On building a production company through her personal brand:
The idea for Cinc Studios came together when brands started reaching out to Lim for references of photographers and videographers she’d worked with, not realizing that Lim’s site, The Chriselle Factor, employed them all. She said she realized early on that, to build a real brand, she would have to surround herself with professional editors and photographers. That eventually grew into a 10-person business, so when brands came knocking, she decided to legitimize the team into Cinc Studios.

“Early on, I realized I was only able to do so much by myself. Speed was really important, as you know, in the digital world, where one day is equivalent to one year. I knew that I needed people on my side available to me at all times,” said Lim. “On the brand side, there’s a real need for digital production and content creation, and people didn’t realize that I already had all these employees.”

On brands’ obsession with ROI:
When Lim is working with a brand through Cinc Studios, she’s helping them figure out how to communicate to a new generation of customers through social content and campaigns. This is where brands call the shots. But when she’s working with them through her personal brand, she wishes brands would trust influencers more to manage longer-term partnerships.

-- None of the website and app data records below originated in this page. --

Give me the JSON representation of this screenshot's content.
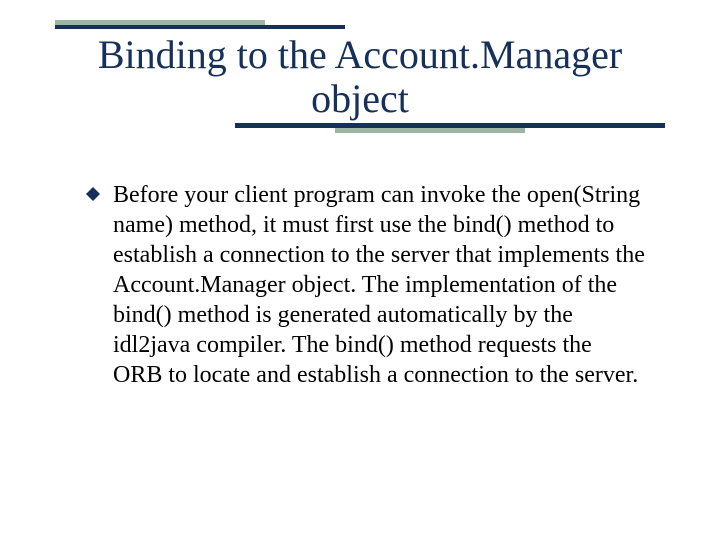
{
  "slide": {
    "title_line1": "Binding to the Account.Manager",
    "title_line2": "object"
  },
  "bullet": {
    "text": "Before your client program can invoke the open(String name) method, it must first use the bind() method to establish a connection to the server that implements the Account.Manager object. The implementation of the bind() method is generated automatically by the idl2java compiler. The bind() method requests the ORB to locate and establish a connection to the server."
  },
  "colors": {
    "accent": "#9db5a3",
    "title": "#15305a",
    "text": "#000000",
    "background": "#ffffff"
  }
}
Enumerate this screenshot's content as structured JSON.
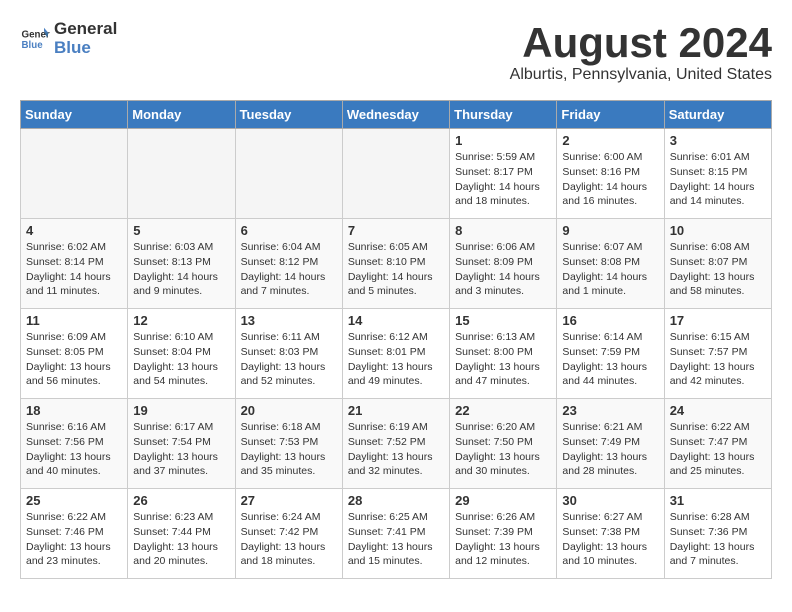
{
  "header": {
    "logo_general": "General",
    "logo_blue": "Blue",
    "month_title": "August 2024",
    "location": "Alburtis, Pennsylvania, United States"
  },
  "weekdays": [
    "Sunday",
    "Monday",
    "Tuesday",
    "Wednesday",
    "Thursday",
    "Friday",
    "Saturday"
  ],
  "weeks": [
    [
      {
        "day": "",
        "text": "",
        "empty": true
      },
      {
        "day": "",
        "text": "",
        "empty": true
      },
      {
        "day": "",
        "text": "",
        "empty": true
      },
      {
        "day": "",
        "text": "",
        "empty": true
      },
      {
        "day": "1",
        "text": "Sunrise: 5:59 AM\nSunset: 8:17 PM\nDaylight: 14 hours\nand 18 minutes."
      },
      {
        "day": "2",
        "text": "Sunrise: 6:00 AM\nSunset: 8:16 PM\nDaylight: 14 hours\nand 16 minutes."
      },
      {
        "day": "3",
        "text": "Sunrise: 6:01 AM\nSunset: 8:15 PM\nDaylight: 14 hours\nand 14 minutes."
      }
    ],
    [
      {
        "day": "4",
        "text": "Sunrise: 6:02 AM\nSunset: 8:14 PM\nDaylight: 14 hours\nand 11 minutes."
      },
      {
        "day": "5",
        "text": "Sunrise: 6:03 AM\nSunset: 8:13 PM\nDaylight: 14 hours\nand 9 minutes."
      },
      {
        "day": "6",
        "text": "Sunrise: 6:04 AM\nSunset: 8:12 PM\nDaylight: 14 hours\nand 7 minutes."
      },
      {
        "day": "7",
        "text": "Sunrise: 6:05 AM\nSunset: 8:10 PM\nDaylight: 14 hours\nand 5 minutes."
      },
      {
        "day": "8",
        "text": "Sunrise: 6:06 AM\nSunset: 8:09 PM\nDaylight: 14 hours\nand 3 minutes."
      },
      {
        "day": "9",
        "text": "Sunrise: 6:07 AM\nSunset: 8:08 PM\nDaylight: 14 hours\nand 1 minute."
      },
      {
        "day": "10",
        "text": "Sunrise: 6:08 AM\nSunset: 8:07 PM\nDaylight: 13 hours\nand 58 minutes."
      }
    ],
    [
      {
        "day": "11",
        "text": "Sunrise: 6:09 AM\nSunset: 8:05 PM\nDaylight: 13 hours\nand 56 minutes."
      },
      {
        "day": "12",
        "text": "Sunrise: 6:10 AM\nSunset: 8:04 PM\nDaylight: 13 hours\nand 54 minutes."
      },
      {
        "day": "13",
        "text": "Sunrise: 6:11 AM\nSunset: 8:03 PM\nDaylight: 13 hours\nand 52 minutes."
      },
      {
        "day": "14",
        "text": "Sunrise: 6:12 AM\nSunset: 8:01 PM\nDaylight: 13 hours\nand 49 minutes."
      },
      {
        "day": "15",
        "text": "Sunrise: 6:13 AM\nSunset: 8:00 PM\nDaylight: 13 hours\nand 47 minutes."
      },
      {
        "day": "16",
        "text": "Sunrise: 6:14 AM\nSunset: 7:59 PM\nDaylight: 13 hours\nand 44 minutes."
      },
      {
        "day": "17",
        "text": "Sunrise: 6:15 AM\nSunset: 7:57 PM\nDaylight: 13 hours\nand 42 minutes."
      }
    ],
    [
      {
        "day": "18",
        "text": "Sunrise: 6:16 AM\nSunset: 7:56 PM\nDaylight: 13 hours\nand 40 minutes."
      },
      {
        "day": "19",
        "text": "Sunrise: 6:17 AM\nSunset: 7:54 PM\nDaylight: 13 hours\nand 37 minutes."
      },
      {
        "day": "20",
        "text": "Sunrise: 6:18 AM\nSunset: 7:53 PM\nDaylight: 13 hours\nand 35 minutes."
      },
      {
        "day": "21",
        "text": "Sunrise: 6:19 AM\nSunset: 7:52 PM\nDaylight: 13 hours\nand 32 minutes."
      },
      {
        "day": "22",
        "text": "Sunrise: 6:20 AM\nSunset: 7:50 PM\nDaylight: 13 hours\nand 30 minutes."
      },
      {
        "day": "23",
        "text": "Sunrise: 6:21 AM\nSunset: 7:49 PM\nDaylight: 13 hours\nand 28 minutes."
      },
      {
        "day": "24",
        "text": "Sunrise: 6:22 AM\nSunset: 7:47 PM\nDaylight: 13 hours\nand 25 minutes."
      }
    ],
    [
      {
        "day": "25",
        "text": "Sunrise: 6:22 AM\nSunset: 7:46 PM\nDaylight: 13 hours\nand 23 minutes."
      },
      {
        "day": "26",
        "text": "Sunrise: 6:23 AM\nSunset: 7:44 PM\nDaylight: 13 hours\nand 20 minutes."
      },
      {
        "day": "27",
        "text": "Sunrise: 6:24 AM\nSunset: 7:42 PM\nDaylight: 13 hours\nand 18 minutes."
      },
      {
        "day": "28",
        "text": "Sunrise: 6:25 AM\nSunset: 7:41 PM\nDaylight: 13 hours\nand 15 minutes."
      },
      {
        "day": "29",
        "text": "Sunrise: 6:26 AM\nSunset: 7:39 PM\nDaylight: 13 hours\nand 12 minutes."
      },
      {
        "day": "30",
        "text": "Sunrise: 6:27 AM\nSunset: 7:38 PM\nDaylight: 13 hours\nand 10 minutes."
      },
      {
        "day": "31",
        "text": "Sunrise: 6:28 AM\nSunset: 7:36 PM\nDaylight: 13 hours\nand 7 minutes."
      }
    ]
  ]
}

“If brands want to see immediate return — and they do; I always hear, ‘What’s the ROI?’ — they have to understand the influencer world. It’s not going to happen overnight,” said Lim. “You always wish there was a quick fix, but brands that understand the investment in long-term relationships with influencers will see that ROI. You have to give it time.”

On all that #sponcon:
In the fall, Lim drew attention after news got out that she had turned down an exclusive partnership with a massive beauty brand (that was never disclosed) worth $1 million. If she had gone through with it, it would have been the biggest influencer-brand partnership contract yet. But the lack of freedom to share her opinion on a wide variety of products would hurt her brand, she said, and she believes that the people who take on any partnership regardless of authenticity will be burned.

“There are people who will say yes to everything, and that won’t do justice for anyone — the followers, themselves, the brand. I’m seeing more sponsorships with micro-influencers than ever before, and they may or may not be organic,” said Lim. “Are they being authentic and real? No one can answer that but themselves. There will be a shakeout, eventually. It’s going to come down to content and trust.”